With three sports to train for, as well as general conditioning training, athletes usually train between 18-22 sessions per week. The volume of sessions require structure nutritional practices to support training, adaptation and recovery and so, the endurance nature of training and racing means that age-group athletes training less than than this can also benefit from following nutritional guidelines.
The volume of training that is typically completed by a triathlete is very high, therefore, ensuring a suitable energy intake throughout the day is important to any sports nutrition strategy. The basis of this strategy is regular meals. For those training hard, it might be advisable to increase the number of meals to 5-6 per day, through the inclusion of snacks. For athletes not training so hard, it is normal to have 3 meals a day.
Protein is crucial in the diet of these endurance athletes and should be consumed regularly throughout the day to help aid repair, regeneration and general protein balance. Although, the overall protein requirements are unlikely to be as high as strength based athletes. A focus on protein in recovery from training is an area most triathletes could put more effort into in order to make improvements.
Hydration is another area in which triathletes must focus. Dehydration is known to reduce training intensity, so maintaining a regular fluid intake throughout the day is something that should be maintained. In order to monitor hydration status, urine colour is usually the simplest way. Urine that is yellow/colourful often suggests a dehydrated state. Consuming a spots drink with electrolytes is recommended practice, whilst for longer events and/or events in hot climates, higher electrolyte drinks may be appropriate.
Training diet is largely about ensuring that the timing of food is good enough to prepare and then subsequently recover from training. Typical guidelines begin with a high carbohydrate meal before training, the use of carbohydrate during high intensity and/or long duration training, and the combination of protein and carbohydrate in the immediate recovery period after.
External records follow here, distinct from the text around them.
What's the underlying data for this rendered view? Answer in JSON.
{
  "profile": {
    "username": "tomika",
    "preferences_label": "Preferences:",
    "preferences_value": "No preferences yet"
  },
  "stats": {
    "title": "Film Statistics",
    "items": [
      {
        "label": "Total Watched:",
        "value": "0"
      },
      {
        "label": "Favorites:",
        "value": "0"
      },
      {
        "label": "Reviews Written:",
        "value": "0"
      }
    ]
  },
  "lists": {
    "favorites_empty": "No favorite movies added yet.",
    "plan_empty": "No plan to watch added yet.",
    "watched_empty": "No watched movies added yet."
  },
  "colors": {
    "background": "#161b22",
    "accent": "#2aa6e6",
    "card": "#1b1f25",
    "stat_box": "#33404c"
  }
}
Due to busy schedules, triathletes need to think on their feet and find snack solutions and pre-prepared meals to over come situations where they are training in meal times.
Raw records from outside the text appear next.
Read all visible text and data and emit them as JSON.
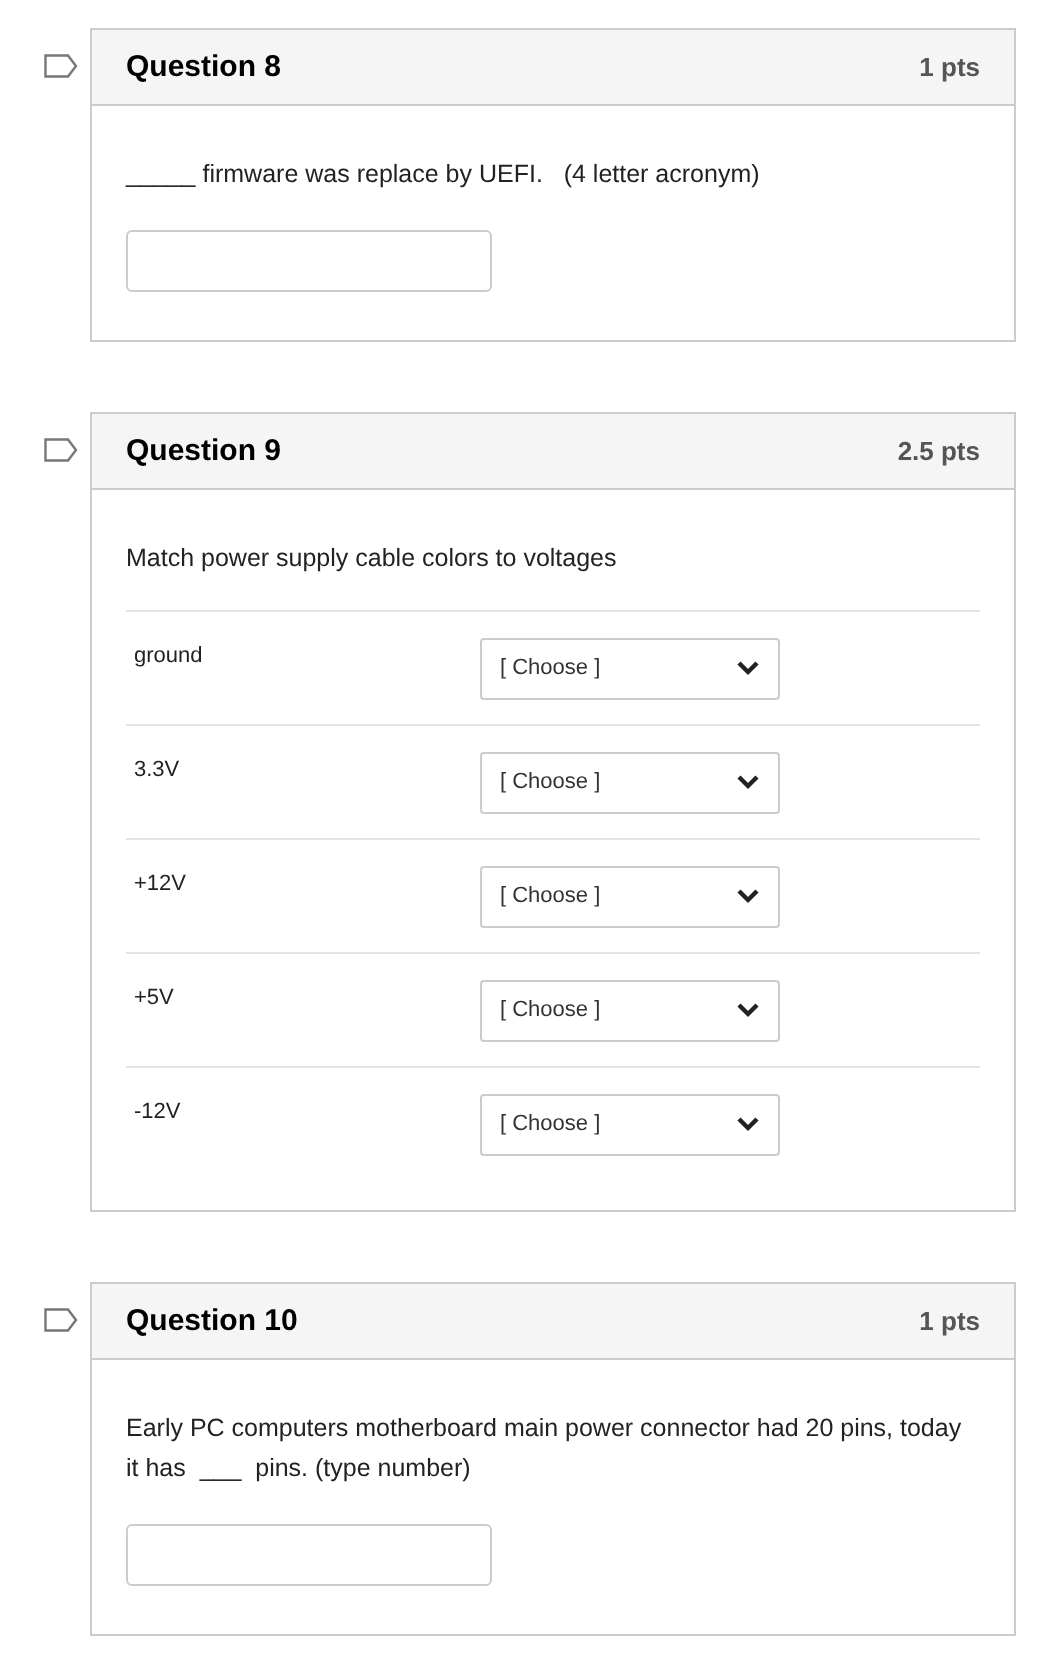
{
  "questions": [
    {
      "kind": "short_answer",
      "title": "Question 8",
      "points": "1 pts",
      "text": "_____ firmware was replace by UEFI.   (4 letter acronym)"
    },
    {
      "kind": "matching",
      "title": "Question 9",
      "points": "2.5 pts",
      "text": "Match power supply cable colors to voltages",
      "pairs": [
        {
          "label": "ground",
          "choice": "[ Choose ]"
        },
        {
          "label": "3.3V",
          "choice": "[ Choose ]"
        },
        {
          "label": "+12V",
          "choice": "[ Choose ]"
        },
        {
          "label": "+5V",
          "choice": "[ Choose ]"
        },
        {
          "label": "-12V",
          "choice": "[ Choose ]"
        }
      ]
    },
    {
      "kind": "short_answer",
      "title": "Question 10",
      "points": "1 pts",
      "text": "Early PC computers motherboard main power connector had 20 pins, today it has  ___  pins. (type number)"
    }
  ]
}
Theoretically, routine can be practiced in advance because competitions have pre-determined start times. Triathlons usually have early starts, so there is emphasis on a high carb meal the night before and breakfast that may consist of porridge, orange juice and a banana. The importance of practicing race strategies in training first cannot be over looked as stomach discomfort can potentially be high. The bike sport is where nutrition is either lost or won, where as after the swim, the use of energy bars, gels and a sports drink provide the energy to recover from the swim and prep the athlete for the run.
Carb loading prior to events is probably a strategy of the past. You can saturate the carb stores in the muscles with 24 hours of a high carb diet, so eating well before the race is logical. Many athletes tend to eat too much in one go, whereas those who manage to load effectively will spread their meals out into 5-6 across the day.
It is not uncommon for many athletes to suffer from gastro-intestinal distress, which is basically an upset stomach, when trying to consumer carbs during competition. It is suggested by those working with athletes that can train the stomach to better tolerate carbs, further emphasising the need to practice race strategies during training.
Caffeine has been shown to increase alertness and endurance capacity in athletes. Some athletes may wish to use caffeine in their pre-race nutritional plan and if they choose to do so, it is suggested that 1-3mg per kg body weight is consumed 60 mins before competition. Check out our best selling caffeine supplements here.
Most athletes who are eating a well-balanced diet will consumer sufficient vitamins and minerals to meet nutritional requirements without the need for additional supplements. However, a good multi-vitamin can provide a useful insurance policy, particularly during the winter months. Find some great multi-vitamins here.